By Gavin Gibbon
Rizwan Sajan says his account was cloned and friends asked for rogue donations on his behalf
The founder and chairman of Dubai-based Danube Group, Rizwan Sajan, is taking legal action after falling victim to a cybercriminal, who solicited donations through a fake Facebook account under the Indian billionaire businessman’s name.
According to a release from the company, a cloned account was set up and contact was made with Sajan’s friends, requesting donations to an online crowd-funding platform based out of India, claiming to support a child suffering from a blood disorder.
In a posting on Facebook, Sajan confirmed that the matter was in the hands of Dubai Police. He said: “Please note that someone has again created a fake account under my name and is sending random messages to many of my friends.
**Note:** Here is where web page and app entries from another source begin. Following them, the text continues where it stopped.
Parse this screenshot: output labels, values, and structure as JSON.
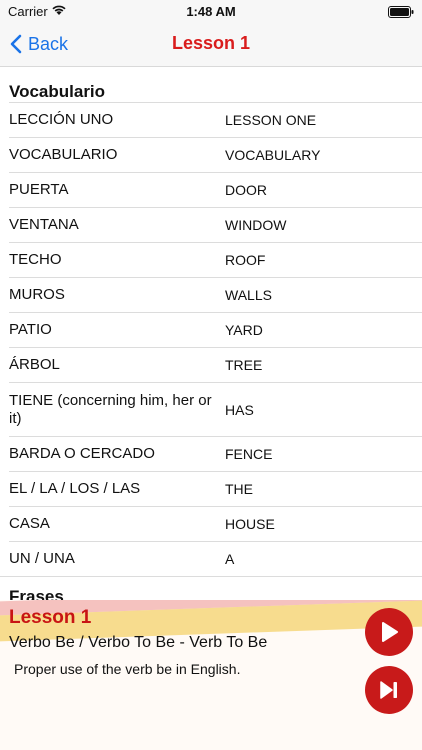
{
  "status": {
    "carrier": "Carrier",
    "time": "1:48 AM"
  },
  "nav": {
    "back_label": "Back",
    "title": "Lesson 1"
  },
  "vocab": {
    "header": "Vocabulario",
    "rows": [
      {
        "es": "LECCIÓN UNO",
        "en": "LESSON ONE"
      },
      {
        "es": "VOCABULARIO",
        "en": "VOCABULARY"
      },
      {
        "es": "PUERTA",
        "en": "DOOR"
      },
      {
        "es": "VENTANA",
        "en": "WINDOW"
      },
      {
        "es": "TECHO",
        "en": "ROOF"
      },
      {
        "es": "MUROS",
        "en": "WALLS"
      },
      {
        "es": "PATIO",
        "en": "YARD"
      },
      {
        "es": "ÁRBOL",
        "en": "TREE"
      },
      {
        "es": "TIENE (concerning him, her or it)",
        "en": "HAS"
      },
      {
        "es": "BARDA O CERCADO",
        "en": "FENCE"
      },
      {
        "es": "EL / LA / LOS / LAS",
        "en": "THE"
      },
      {
        "es": "CASA",
        "en": "HOUSE"
      },
      {
        "es": "UN / UNA",
        "en": "A"
      }
    ]
  },
  "phrases": {
    "header": "Frases"
  },
  "player": {
    "title": "Lesson 1",
    "subtitle": "Verbo Be / Verbo To Be - Verb To Be",
    "description": "Proper use of the verb be in English."
  },
  "colors": {
    "accent_red": "#c81a1a",
    "nav_blue": "#1a73e8"
  }
}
“If you get a friend request or any such random message asking for contributions or donations, do not respond to them or revert to any messages. We have already processed a cyber-complaint and hope to catch the culprit soon.”
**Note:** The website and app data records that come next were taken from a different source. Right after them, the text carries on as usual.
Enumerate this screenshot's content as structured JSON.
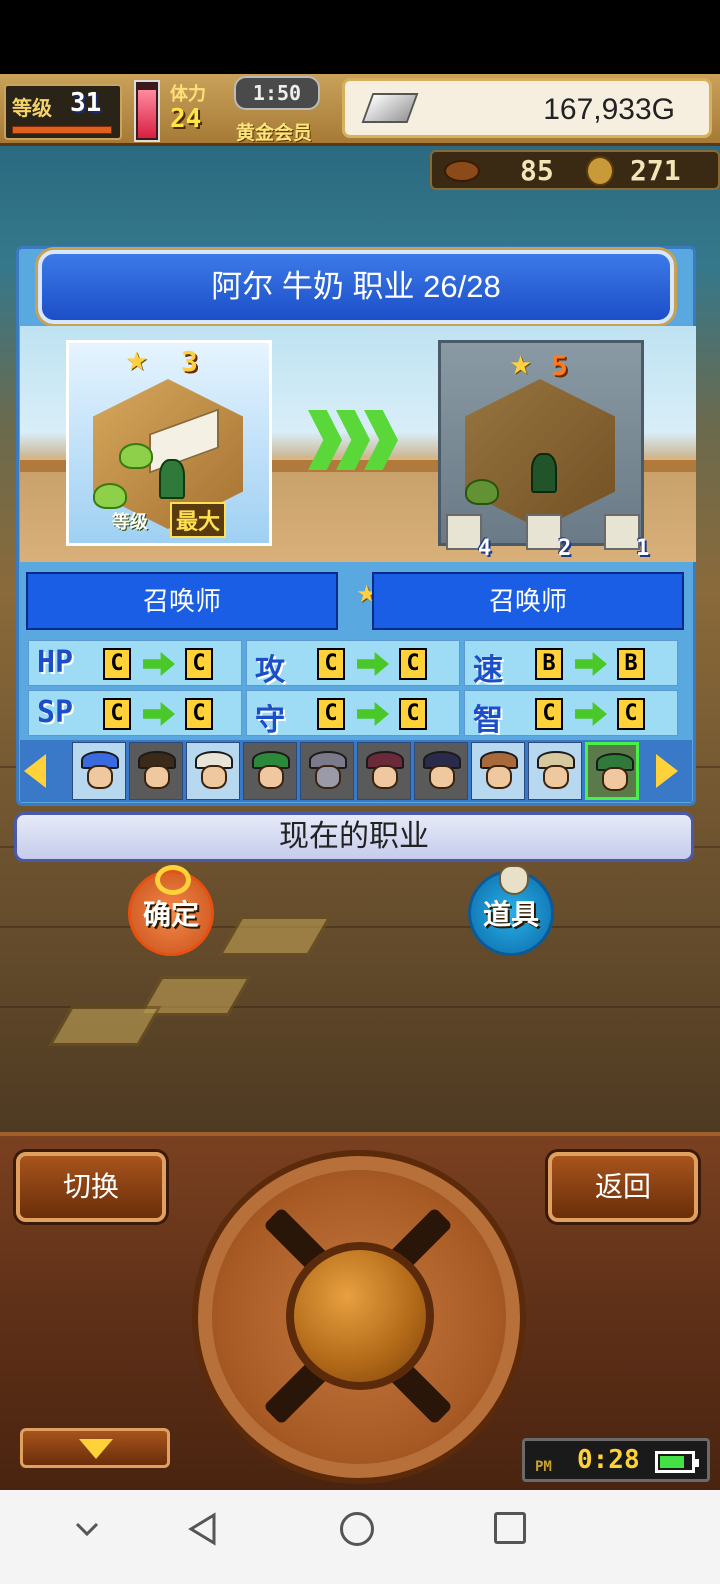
{
  "hud": {
    "level_label": "等级",
    "level_value": "31",
    "stamina_label": "体力",
    "stamina_value": "24",
    "timer": "1:50",
    "membership": "黄金会员",
    "gold": "167,933G",
    "resource1_value": "85",
    "resource2_value": "271"
  },
  "dialog": {
    "title": "阿尔 牛奶  职业 26/28",
    "current": {
      "star_rank": "3",
      "level_label": "等级",
      "level_state": "最大",
      "job_name": "召唤师"
    },
    "next": {
      "star_rank": "5",
      "job_name": "召唤师",
      "badges": [
        {
          "icon": "anchor-icon",
          "count": "4"
        },
        {
          "icon": "sword-icon",
          "count": "2"
        },
        {
          "icon": "fist-icon",
          "count": "1"
        }
      ]
    },
    "stats": [
      {
        "label": "HP",
        "from": "C",
        "to": "C"
      },
      {
        "label": "攻",
        "from": "C",
        "to": "C"
      },
      {
        "label": "速",
        "from": "B",
        "to": "B"
      },
      {
        "label": "SP",
        "from": "C",
        "to": "C"
      },
      {
        "label": "守",
        "from": "C",
        "to": "C"
      },
      {
        "label": "智",
        "from": "C",
        "to": "C"
      }
    ],
    "current_job_button": "现在的职业"
  },
  "actions": {
    "confirm": "确定",
    "items": "道具"
  },
  "panel": {
    "switch_label": "切换",
    "back_label": "返回",
    "clock_period": "PM",
    "clock_time": "0:28"
  },
  "colors": {
    "accent_blue": "#1a5ee6",
    "grade_yellow": "#ffd23a",
    "arrow_green": "#4ac82a"
  }
}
According to Kaspersky, the average cost of a cyberattack rose to between $108,000 and $1.4 billion in 2019, while the average global spend on security products and services is estimated at a new high of $124bn.
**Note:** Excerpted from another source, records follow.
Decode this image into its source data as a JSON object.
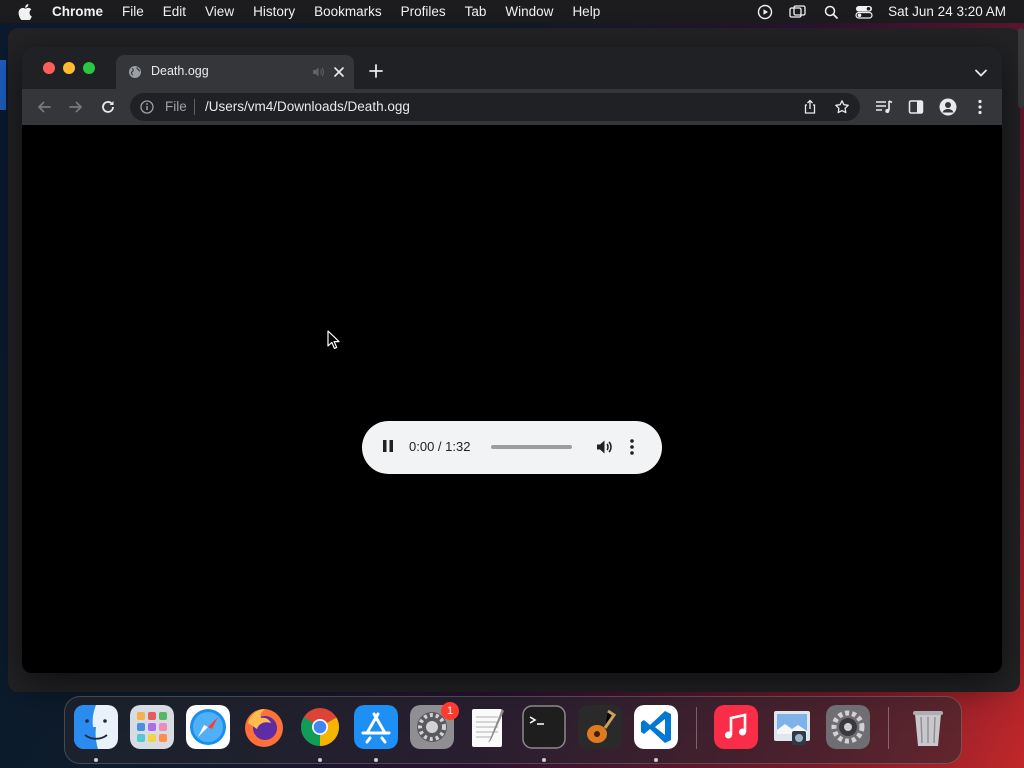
{
  "menubar": {
    "app_name": "Chrome",
    "items": [
      "File",
      "Edit",
      "View",
      "History",
      "Bookmarks",
      "Profiles",
      "Tab",
      "Window",
      "Help"
    ],
    "clock": "Sat Jun 24  3:20 AM"
  },
  "browser": {
    "tab": {
      "title": "Death.ogg"
    },
    "omnibox": {
      "scheme_label": "File",
      "url": "/Users/vm4/Downloads/Death.ogg"
    }
  },
  "player": {
    "time_display": "0:00 / 1:32",
    "progress_fraction": 0.0,
    "state": "playing"
  },
  "dock": {
    "apps": [
      {
        "name": "Finder",
        "icon": "finder-icon",
        "running": true
      },
      {
        "name": "Launchpad",
        "icon": "launchpad-icon",
        "running": false
      },
      {
        "name": "Safari",
        "icon": "safari-icon",
        "running": false
      },
      {
        "name": "Firefox",
        "icon": "firefox-icon",
        "running": false
      },
      {
        "name": "Google Chrome",
        "icon": "chrome-icon",
        "running": true
      },
      {
        "name": "App Store",
        "icon": "app-store-icon",
        "running": true
      },
      {
        "name": "System Preferences",
        "icon": "system-preferences-icon",
        "running": false,
        "badge": "1"
      },
      {
        "name": "TextEdit",
        "icon": "textedit-icon",
        "running": false
      },
      {
        "name": "Terminal",
        "icon": "terminal-icon",
        "running": true
      },
      {
        "name": "GarageBand",
        "icon": "garageband-icon",
        "running": false
      },
      {
        "name": "Visual Studio Code",
        "icon": "vscode-icon",
        "running": true
      },
      {
        "name": "Music",
        "icon": "music-icon",
        "running": false
      },
      {
        "name": "Preview",
        "icon": "preview-icon",
        "running": false
      },
      {
        "name": "System Settings",
        "icon": "settings-gear-icon",
        "running": false
      },
      {
        "name": "Trash",
        "icon": "trash-icon",
        "running": false
      }
    ]
  },
  "colors": {
    "menubar_bg": "#1c1c1e",
    "tabstrip_bg": "#202124",
    "toolbar_bg": "#35363a",
    "player_bg": "#f1f3f4",
    "badge_red": "#ff3b30"
  }
}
“I was devastated when I came to know that somebody is using my name to rip people off during these tough times. I quickly reported the issue with Facebook to close the account which was taken down soon after, while I also filed a case with the cybercrime unit of Dubai Police for legal action,” added Sajan.
The news comes as it was revealed cybercrime is becoming an even greater threat during the Covid-19 pandemic, forcing the United Nations to issue a global warning just a few days ago.
Izumi Nakamitsu, United Nations Under-Secretary-General of Disarmament Affairs, told an informal meeting of the UN Security Council on Friday that “there have also been worrying reports of attacks against health care organisations and medical research facilities worldwide”.
She said growing digital dependency has increased the vulnerability to cyberattacks, and “it is estimated that one such attack takes place every 39 seconds”.
Sajan added: “I urge everyone to be vigilant against such scams as this is a growing phenomenon.”